College Opens New Primary Care Clinic in AuroraCollege of Nursing Marketing | College of Nursing Mar 3, 2016
CU Healthcare Partners at Belleview Point held the clinic’s grand opening on the morning of Thursday, Jan. 21. Attendees were welcomed with a ceremonial ribbon cutting and tours of the facilities. The successful opening is the result of months of hard work on behalf of Associate Dean for Clinical and Community Affairs Amy Barton, PhD, RN, FAAN; Healthcare Program Manager Jennifer Smith, BS, BB; and Operations Manager Adrienne Wolf, MPH.
Wolf spoke at the opening on behalf of College of Nursing Dean Sarah Thompson, PhD, RN, FAAN: “Belleview Point is the only clinic of its kind in the Aurora area, and … we provide the highest quality whole person care that distinguishes the role of nurse practitioners. It is our hope and our vision to have nurse-managed clinics such as Belleview Point serve their respective communities through the betterment of access to quality health care and the reduction of health care costs.”
Although there are other direct primary care facilities in the state, Belleview is the only clinic of its kind in the Aurora area and its unique model of extended services includes convenient care and behavioral health services. Convenient care covers many of the same services available at retail clinics, but Belleview offers a full menu of same-day services with upfront pricing.
Walk-ins are welcome for both direct primary care members and those seeking convenient care, and a membership is not required for convenient care services. This model removes the cost estimation guesswork for uninsured or underinsured patients, as well as those with a high deductible.

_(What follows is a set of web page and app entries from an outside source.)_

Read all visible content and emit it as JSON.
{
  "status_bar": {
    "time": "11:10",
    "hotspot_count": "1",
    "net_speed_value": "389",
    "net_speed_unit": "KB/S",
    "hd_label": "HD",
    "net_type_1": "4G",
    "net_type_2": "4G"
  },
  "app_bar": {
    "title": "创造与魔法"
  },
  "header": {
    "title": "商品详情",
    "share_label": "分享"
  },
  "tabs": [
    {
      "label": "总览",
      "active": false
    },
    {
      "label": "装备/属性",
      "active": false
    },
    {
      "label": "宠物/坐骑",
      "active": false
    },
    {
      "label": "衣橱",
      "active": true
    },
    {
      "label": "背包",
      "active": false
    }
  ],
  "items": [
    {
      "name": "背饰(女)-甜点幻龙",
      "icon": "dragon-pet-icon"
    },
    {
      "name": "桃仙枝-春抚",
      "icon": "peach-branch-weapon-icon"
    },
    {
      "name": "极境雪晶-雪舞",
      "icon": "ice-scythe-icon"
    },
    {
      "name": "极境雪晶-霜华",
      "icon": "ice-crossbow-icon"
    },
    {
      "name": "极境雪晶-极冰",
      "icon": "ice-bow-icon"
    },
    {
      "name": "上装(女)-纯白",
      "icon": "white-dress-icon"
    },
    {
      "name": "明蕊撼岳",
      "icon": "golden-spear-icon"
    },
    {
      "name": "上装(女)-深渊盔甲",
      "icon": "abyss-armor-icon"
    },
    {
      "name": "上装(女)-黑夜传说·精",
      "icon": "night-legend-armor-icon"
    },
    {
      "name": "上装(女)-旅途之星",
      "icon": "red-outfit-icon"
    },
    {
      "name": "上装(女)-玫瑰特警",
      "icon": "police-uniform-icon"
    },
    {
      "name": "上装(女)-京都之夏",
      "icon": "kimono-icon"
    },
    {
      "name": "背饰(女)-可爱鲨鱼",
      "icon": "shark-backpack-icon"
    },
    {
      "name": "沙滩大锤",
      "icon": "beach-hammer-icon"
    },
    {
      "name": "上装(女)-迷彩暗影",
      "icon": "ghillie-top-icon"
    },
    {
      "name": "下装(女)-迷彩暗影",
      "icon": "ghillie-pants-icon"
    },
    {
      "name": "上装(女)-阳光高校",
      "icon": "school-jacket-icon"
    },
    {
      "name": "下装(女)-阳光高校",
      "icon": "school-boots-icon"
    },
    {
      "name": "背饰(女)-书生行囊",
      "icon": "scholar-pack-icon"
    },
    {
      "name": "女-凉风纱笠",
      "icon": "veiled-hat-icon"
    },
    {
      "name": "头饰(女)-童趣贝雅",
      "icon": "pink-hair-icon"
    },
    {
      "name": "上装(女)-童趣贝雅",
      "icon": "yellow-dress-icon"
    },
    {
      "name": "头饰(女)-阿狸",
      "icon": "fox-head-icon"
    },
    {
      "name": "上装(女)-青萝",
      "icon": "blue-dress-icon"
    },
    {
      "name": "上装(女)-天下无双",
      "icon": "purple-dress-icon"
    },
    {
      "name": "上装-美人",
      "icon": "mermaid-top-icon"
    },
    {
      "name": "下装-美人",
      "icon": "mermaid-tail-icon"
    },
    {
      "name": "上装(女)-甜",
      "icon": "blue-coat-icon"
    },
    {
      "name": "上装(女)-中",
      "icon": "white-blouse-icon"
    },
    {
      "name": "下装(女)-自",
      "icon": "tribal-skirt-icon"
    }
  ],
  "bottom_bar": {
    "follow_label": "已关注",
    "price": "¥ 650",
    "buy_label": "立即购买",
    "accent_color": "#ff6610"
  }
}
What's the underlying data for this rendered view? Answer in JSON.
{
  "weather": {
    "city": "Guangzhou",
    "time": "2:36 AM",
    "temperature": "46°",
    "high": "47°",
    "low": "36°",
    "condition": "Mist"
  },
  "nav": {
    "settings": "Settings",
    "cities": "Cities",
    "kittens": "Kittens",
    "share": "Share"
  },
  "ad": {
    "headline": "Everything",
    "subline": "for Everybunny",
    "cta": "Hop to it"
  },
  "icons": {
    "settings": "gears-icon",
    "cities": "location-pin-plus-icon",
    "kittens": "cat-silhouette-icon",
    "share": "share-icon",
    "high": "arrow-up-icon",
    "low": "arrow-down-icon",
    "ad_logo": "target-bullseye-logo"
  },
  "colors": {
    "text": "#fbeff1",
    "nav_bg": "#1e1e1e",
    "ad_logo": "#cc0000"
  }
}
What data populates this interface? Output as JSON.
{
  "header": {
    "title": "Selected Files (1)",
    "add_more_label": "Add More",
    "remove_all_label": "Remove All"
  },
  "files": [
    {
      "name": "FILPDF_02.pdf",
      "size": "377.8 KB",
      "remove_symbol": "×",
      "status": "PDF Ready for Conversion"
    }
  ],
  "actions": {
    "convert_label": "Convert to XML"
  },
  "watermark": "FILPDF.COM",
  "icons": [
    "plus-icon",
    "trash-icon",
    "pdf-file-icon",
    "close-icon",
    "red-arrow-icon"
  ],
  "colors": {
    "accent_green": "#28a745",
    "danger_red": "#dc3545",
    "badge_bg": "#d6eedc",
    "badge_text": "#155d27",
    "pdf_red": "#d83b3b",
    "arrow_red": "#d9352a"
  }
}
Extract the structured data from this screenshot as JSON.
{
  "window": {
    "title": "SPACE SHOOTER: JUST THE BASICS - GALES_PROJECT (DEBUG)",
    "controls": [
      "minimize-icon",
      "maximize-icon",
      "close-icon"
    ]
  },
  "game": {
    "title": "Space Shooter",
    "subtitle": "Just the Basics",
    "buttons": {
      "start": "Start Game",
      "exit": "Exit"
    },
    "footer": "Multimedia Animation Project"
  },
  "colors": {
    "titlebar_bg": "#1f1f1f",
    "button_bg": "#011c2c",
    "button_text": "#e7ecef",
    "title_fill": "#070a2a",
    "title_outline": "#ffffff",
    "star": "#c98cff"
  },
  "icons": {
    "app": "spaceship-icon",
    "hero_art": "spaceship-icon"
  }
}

“It's exciting to be on the forefront of getting this model out here. I've read in a few of the nursing journals it's popped up elsewhere in the country,” says Kristen Petrelli, FNP-BC, RN, one of the providers at Belleview. “It’s exciting to have a nurse-managed clinic because I think that we're able to look at the patient a little differently than physicians. While we continue to place value on physician input, the background a nursing education provides should allow us to feel comfortable practicing autonomously. We expect to continue to work alongside our physician colleagues for mentoring and sharing of information necessary to provide evidence-based, quality care. We have had the opportunity to run this integrated practice by looking at what the patient needs from all aspects and providing supportive care as it related to a physical, emotional, spiritual and social perspective. We’ll be able to show what nursemanaged clinics can do and what nurse practitioners can do in the wider range of the medical community.”
Wolf echoes the idea that the nurse-managed clinic is dedicated to whole person care: “I think that a nurse practitioner’s education and roots are very different than a medical doctor, and so they take care of their patients in a very different way. People respond to the very holistic treatment. I think it's going to be very attractive to a lot of people who are very tired of the traditional fee for service structure.”
Carolyn Hughes, PhD, LCSW, the behavioral health provider at Belleview, is also enthusiastic about the new clinic’s model. “It’s a totally community-based model which makes a lot of sense to me from a clinical perspective,” she says. “A lot of times people just like knowing that there’s somebody [nearby] if they have a question or a problem. Being able to access walk-ins and consult with the other providers makes it one-stop shopping. We’re taking a community-based model that’s in a non-threatening location.”
Because the clinic is a CU operation, other providers may be asked to join Belleview depending on needs for different specialties. “If we start to see that it’s a population that needs a certified nurse midwife if we have a lot of pregnant women, or if we see that we get a lot of pediatrics and we need a PNP, fortunately we can tap into the resources that are already at the University so we can bring those folks on site,” says Wolf.
Wolf already has plans for the future of Belleview, including offering telehealth services, which will allow patients to schedule visits with providers without travelling to the office. “That will be a benefit to them because they don't have to come in and see us physically for a visit,” says Wolf. “We don't need to get paid for that visit; we’re really there to take care of them.”
One important endeavor for Belleview is to promote the proper utilization of the health care system. Wolf aims to educate the community “so people understand the difference between urgent care, emergency rooms, convenient care, primary care, and how to properly utilize all of those. [Many patients] don’t have a primary care provider or they can’t get in, so they just go to the emergency room. What they don’t realize is they’re being charged emergency room rates and that’s not where your primary care should take place. I hope to work with some of those freestanding emergency rooms to build a referral network, so if we have patients who have an emergency, we can send them over there or if they have patients who need primary care, they can bring them over to us.”